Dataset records
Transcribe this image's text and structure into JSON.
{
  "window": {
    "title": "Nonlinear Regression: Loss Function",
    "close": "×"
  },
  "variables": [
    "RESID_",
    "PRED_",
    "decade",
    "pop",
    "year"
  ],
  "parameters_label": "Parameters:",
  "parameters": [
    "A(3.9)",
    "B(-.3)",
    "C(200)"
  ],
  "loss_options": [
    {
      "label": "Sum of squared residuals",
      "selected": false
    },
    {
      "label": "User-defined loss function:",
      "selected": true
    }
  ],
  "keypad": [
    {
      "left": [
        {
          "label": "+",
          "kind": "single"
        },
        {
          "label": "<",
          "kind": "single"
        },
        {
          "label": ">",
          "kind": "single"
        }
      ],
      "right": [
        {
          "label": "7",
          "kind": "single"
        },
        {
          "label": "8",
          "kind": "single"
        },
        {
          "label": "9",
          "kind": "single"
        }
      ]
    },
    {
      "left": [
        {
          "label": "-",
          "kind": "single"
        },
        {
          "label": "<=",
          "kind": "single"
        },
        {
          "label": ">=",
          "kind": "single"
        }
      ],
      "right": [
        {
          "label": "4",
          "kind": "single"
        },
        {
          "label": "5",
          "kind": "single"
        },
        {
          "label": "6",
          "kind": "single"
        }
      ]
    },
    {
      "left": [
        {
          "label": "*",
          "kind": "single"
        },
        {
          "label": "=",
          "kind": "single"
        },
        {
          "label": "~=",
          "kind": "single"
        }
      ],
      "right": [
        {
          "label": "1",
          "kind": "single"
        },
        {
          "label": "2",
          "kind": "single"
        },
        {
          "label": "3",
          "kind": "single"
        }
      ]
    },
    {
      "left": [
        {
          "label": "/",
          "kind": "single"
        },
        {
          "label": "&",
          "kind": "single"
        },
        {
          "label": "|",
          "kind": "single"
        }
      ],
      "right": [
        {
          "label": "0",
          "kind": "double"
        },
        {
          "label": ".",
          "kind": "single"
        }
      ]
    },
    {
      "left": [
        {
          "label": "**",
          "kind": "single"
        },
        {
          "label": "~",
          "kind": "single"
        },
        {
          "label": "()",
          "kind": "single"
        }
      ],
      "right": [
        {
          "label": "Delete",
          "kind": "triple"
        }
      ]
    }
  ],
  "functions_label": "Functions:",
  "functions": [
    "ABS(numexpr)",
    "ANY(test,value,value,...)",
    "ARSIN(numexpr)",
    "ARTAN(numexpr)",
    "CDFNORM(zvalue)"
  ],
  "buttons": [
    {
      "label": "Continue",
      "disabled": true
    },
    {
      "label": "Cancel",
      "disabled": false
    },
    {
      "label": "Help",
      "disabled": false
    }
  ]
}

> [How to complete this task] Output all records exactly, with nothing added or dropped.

> [Solution to the exercise]
Transcribe this image's text and structure into JSON.
{
  "window": {
    "title": "Nonlinear Regression: Loss Function",
    "close": "×"
  },
  "variables": [
    "RESID_",
    "PRED_",
    "decade",
    "pop",
    "year"
  ],
  "parameters_label": "Parameters:",
  "parameters": [
    "A(3.9)",
    "B(-.3)",
    "C(200)"
  ],
  "loss_options": [
    {
      "label": "Sum of squared residuals",
      "selected": false
    },
    {
      "label": "User-defined loss function:",
      "selected": true
    }
  ],
  "keypad": [
    {
      "left": [
        {
          "label": "+",
          "kind": "single"
        },
        {
          "label": "<",
          "kind": "single"
        },
        {
          "label": ">",
          "kind": "single"
        }
      ],
      "right": [
        {
          "label": "7",
          "kind": "single"
        },
        {
          "label": "8",
          "kind": "single"
        },
        {
          "label": "9",
          "kind": "single"
        }
      ]
    },
    {
      "left": [
        {
          "label": "-",
          "kind": "single"
        },
        {
          "label": "<=",
          "kind": "single"
        },
        {
          "label": ">=",
          "kind": "single"
        }
      ],
      "right": [
        {
          "label": "4",
          "kind": "single"
        },
        {
          "label": "5",
          "kind": "single"
        },
        {
          "label": "6",
          "kind": "single"
        }
      ]
    },
    {
      "left": [
        {
          "label": "*",
          "kind": "single"
        },
        {
          "label": "=",
          "kind": "single"
        },
        {
          "label": "~=",
          "kind": "single"
        }
      ],
      "right": [
        {
          "label": "1",
          "kind": "single"
        },
        {
          "label": "2",
          "kind": "single"
        },
        {
          "label": "3",
          "kind": "single"
        }
      ]
    },
    {
      "left": [
        {
          "label": "/",
          "kind": "single"
        },
        {
          "label": "&",
          "kind": "single"
        },
        {
          "label": "|",
          "kind": "single"
        }
      ],
      "right": [
        {
          "label": "0",
          "kind": "double"
        },
        {
          "label": ".",
          "kind": "single"
        }
      ]
    },
    {
      "left": [
        {
          "label": "**",
          "kind": "single"
        },
        {
          "label": "~",
          "kind": "single"
        },
        {
          "label": "()",
          "kind": "single"
        }
      ],
      "right": [
        {
          "label": "Delete",
          "kind": "triple"
        }
      ]
    }
  ],
  "functions_label": "Functions:",
  "functions": [
    "ABS(numexpr)",
    "ANY(test,value,value,...)",
    "ARSIN(numexpr)",
    "ARTAN(numexpr)",
    "CDFNORM(zvalue)"
  ],
  "buttons": [
    {
      "label": "Continue",
      "disabled": true
    },
    {
      "label": "Cancel",
      "disabled": false
    },
    {
      "label": "Help",
      "disabled": false
    }
  ]
}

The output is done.